Preparation time for me was about 30 minutes, allow another hour to bake – and you can also freeze it for later use which can be handy.
There are a variety of these savory pudding-type casseroles made with root vegetables – Lanttulaatikko – a swede based bake and Perunilaatikko – potato bake, being a couple of others. They’re all delicious.
Porkkanalaatiko – the Ingredients
- 2 Cups Rice
- 2 Cups Milk (or cream)
- 1kg Medium Carrots, shredded
- (for a variation, you could use 350gm of swedes in place of some of the carrots)
- 1/2 Teaspoon Salt
- 1 Tablespoon dark brown sugar (you can use honey or molasses instead if you prefer)
- 2 Eggs
- 3 Tablespoons Butter
- 1/3 Cup of fine Bread or Cracker crumbs
- 1 Teaspoon Nutmeg (optional, some recipes include this, some don’t)
Porkkanalaatiko – the Instructions
OK, this is dead-easy to make.
- Cook the Rice
- Poach the Carrots, then puree.
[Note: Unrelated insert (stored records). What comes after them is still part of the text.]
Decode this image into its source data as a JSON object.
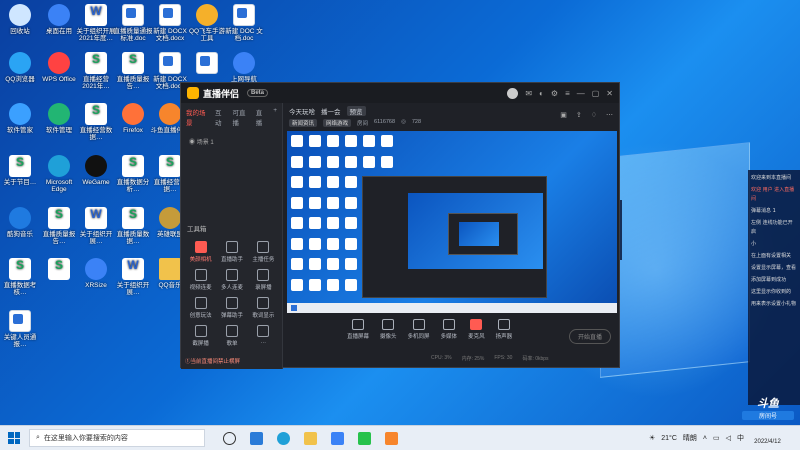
{
  "desktop": {
    "icons": [
      {
        "label": "回收站",
        "kind": "round",
        "color": "#cfe6ff"
      },
      {
        "label": "桌面在用",
        "kind": "round",
        "color": "#3b82f6"
      },
      {
        "label": "关于组织开展2021年度…",
        "kind": "wordw",
        "color": "#fff"
      },
      {
        "label": "直播质量通报标准.doc",
        "kind": "doc",
        "color": "#fff"
      },
      {
        "label": "新建 DOCX 文档.docx",
        "kind": "doc",
        "color": "#fff"
      },
      {
        "label": "QQ飞车手游工具",
        "kind": "round",
        "color": "#f5b02a"
      },
      {
        "label": "新建 DOC 文档.doc",
        "kind": "doc",
        "color": "#fff"
      },
      {
        "label": "QQ浏览器",
        "kind": "round",
        "color": "#2aa4f4"
      },
      {
        "label": "WPS Office",
        "kind": "round",
        "color": "#ff4242"
      },
      {
        "label": "直播经营2021年…",
        "kind": "wps",
        "color": "#fff"
      },
      {
        "label": "直播质量报告…",
        "kind": "wps",
        "color": "#fff"
      },
      {
        "label": "新建 DOCX 文档.docx",
        "kind": "doc",
        "color": "#fff"
      },
      {
        "label": "",
        "kind": "doc",
        "color": "#fff"
      },
      {
        "label": "上网导航",
        "kind": "round",
        "color": "#3b82f6"
      },
      {
        "label": "软件管家",
        "kind": "round",
        "color": "#3ba0ff"
      },
      {
        "label": "软件管理",
        "kind": "round",
        "color": "#22b573"
      },
      {
        "label": "直播经营数据…",
        "kind": "wps",
        "color": "#fff"
      },
      {
        "label": "Firefox",
        "kind": "round",
        "color": "#ff7139"
      },
      {
        "label": "斗鱼直播伴侣",
        "kind": "round",
        "color": "#f7852c"
      },
      {
        "label": "此电脑",
        "kind": "doc",
        "color": "#8ec5ff"
      },
      {
        "label": "确保作品上传…",
        "kind": "wps",
        "color": "#fff"
      },
      {
        "label": "关于节目…",
        "kind": "wps",
        "color": "#fff"
      },
      {
        "label": "Microsoft Edge",
        "kind": "round",
        "color": "#1fa0d8"
      },
      {
        "label": "WeGame",
        "kind": "round",
        "color": "#111"
      },
      {
        "label": "直播数据分析…",
        "kind": "wps",
        "color": "#fff"
      },
      {
        "label": "直播经营数据…",
        "kind": "wps",
        "color": "#fff"
      },
      {
        "label": "直播质量…",
        "kind": "wps",
        "color": "#fff"
      },
      {
        "label": "Steam",
        "kind": "round",
        "color": "#2a3f5a"
      },
      {
        "label": "酷狗音乐",
        "kind": "round",
        "color": "#1f7ae0"
      },
      {
        "label": "直播质量报告…",
        "kind": "wps",
        "color": "#fff"
      },
      {
        "label": "关于组织开展…",
        "kind": "wordw",
        "color": "#fff"
      },
      {
        "label": "直播质量数据…",
        "kind": "wps",
        "color": "#fff"
      },
      {
        "label": "英雄联盟",
        "kind": "round",
        "color": "#c59b3a"
      },
      {
        "label": "微信",
        "kind": "round",
        "color": "#27c24c"
      },
      {
        "label": "",
        "kind": "folder",
        "color": "#f1c24b"
      },
      {
        "label": "直播数据考核…",
        "kind": "wps",
        "color": "#fff"
      },
      {
        "label": "",
        "kind": "wps",
        "color": "#fff"
      },
      {
        "label": "XRSize",
        "kind": "round",
        "color": "#3b82f6"
      },
      {
        "label": "关于组织开展…",
        "kind": "wordw",
        "color": "#fff"
      },
      {
        "label": "QQ音乐",
        "kind": "folder",
        "color": "#f1c24b"
      },
      {
        "label": "2021年度…",
        "kind": "wps",
        "color": "#fff"
      },
      {
        "label": "QQ飞车",
        "kind": "round",
        "color": "#f5b02a"
      },
      {
        "label": "关键人员通报…",
        "kind": "doc",
        "color": "#fff"
      }
    ]
  },
  "app": {
    "title": "直播伴侣",
    "version": "Beta",
    "left_tabs": [
      "我的场景",
      "互动",
      "可直播",
      "直播"
    ],
    "scene_label": "场景 1",
    "tools_title": "工具箱",
    "tools": [
      "美颜相机",
      "直播助手",
      "主播任务",
      "视频连麦",
      "多人连麦",
      "录屏播",
      "创意玩法",
      "弹幕助手",
      "歌词显示",
      "截屏播",
      "歌单",
      "…"
    ],
    "banner": "①当前直播间禁止横屏",
    "room_title": "今天玩啥",
    "room_sub": "播一会",
    "room_btn": "预览",
    "room_tags": [
      "新闻资讯",
      "网络游戏"
    ],
    "room_id_label": "房间",
    "room_id": "6116768",
    "viewers": "728",
    "bottom_tools": [
      "直播屏幕",
      "摄像头",
      "多机同屏",
      "多媒体",
      "麦克风",
      "扬声器"
    ],
    "go_live": "开始直播",
    "status": [
      "CPU: 3%",
      "内存: 25%",
      "FPS: 30",
      "码率: 0kbps"
    ]
  },
  "sidepanel": {
    "lines": [
      {
        "text": "欢迎来到本直播间",
        "red": false
      },
      {
        "text": "欢迎 用户 进入直播间",
        "red": true
      },
      {
        "text": "弹幕消息 1",
        "red": false
      },
      {
        "text": "左侧 连线功能已开启",
        "red": false
      },
      {
        "text": "小",
        "red": false
      },
      {
        "text": "在上面有设置相关",
        "red": false
      },
      {
        "text": "设置显示屏幕，查看",
        "red": false
      },
      {
        "text": "添加屏幕到成功",
        "red": false
      },
      {
        "text": "这里显示你收到的",
        "red": false
      },
      {
        "text": "用来表示设置小礼物",
        "red": false
      }
    ]
  },
  "watermark": {
    "brand": "斗鱼",
    "sub": "房间号"
  },
  "taskbar": {
    "search_placeholder": "在这里输入你要搜索的内容",
    "tray": {
      "temp": "21°C",
      "weather": "晴朗",
      "ime": "中",
      "date": "2022/4/12"
    }
  },
  "colors": {
    "accent": "#ff5b52",
    "taskbar": "#e8eef6"
  }
}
Alternatively you can just shred the Carrots
- Beat the eggs
- Mix the Rice, shredded Carrots, Eggs, Milk (to taste), Salt, Sugar and nutmeg in a greased Casserole dish
- Dot the surface with dabs of butter and sprinkle crumbs over
- If you’re feeling artistic, pattern the surface with a spoon or fork (I don’t know what it is about Finnish recipes, but lots of them include these little designer touches. Personally, I get my kids to do this, they love helping, especially with stuff like this….)
- Bake at 375 degrees Fahrenheit for 40-45 minutes. It should be golden brown on top by the time it’s cooked. Depending on your oven, you may need to adjust the time a bit.
- Serve as a main course dish
I used a bit much milk the first time and it came out a bit runny. Used much less milk the second time and it worked much better. I liked it a lot, but the kids weren’t too keen. I think they found the carrot-colour a bit disconcerting. They ate some, but it was touch and go.
I find Beatrice Ojakangas’ recipe books a great source for Finnish and Scandinavian recipes. You can find all of these online as well but I still like a good recipe book to refer to for ideas every now and then.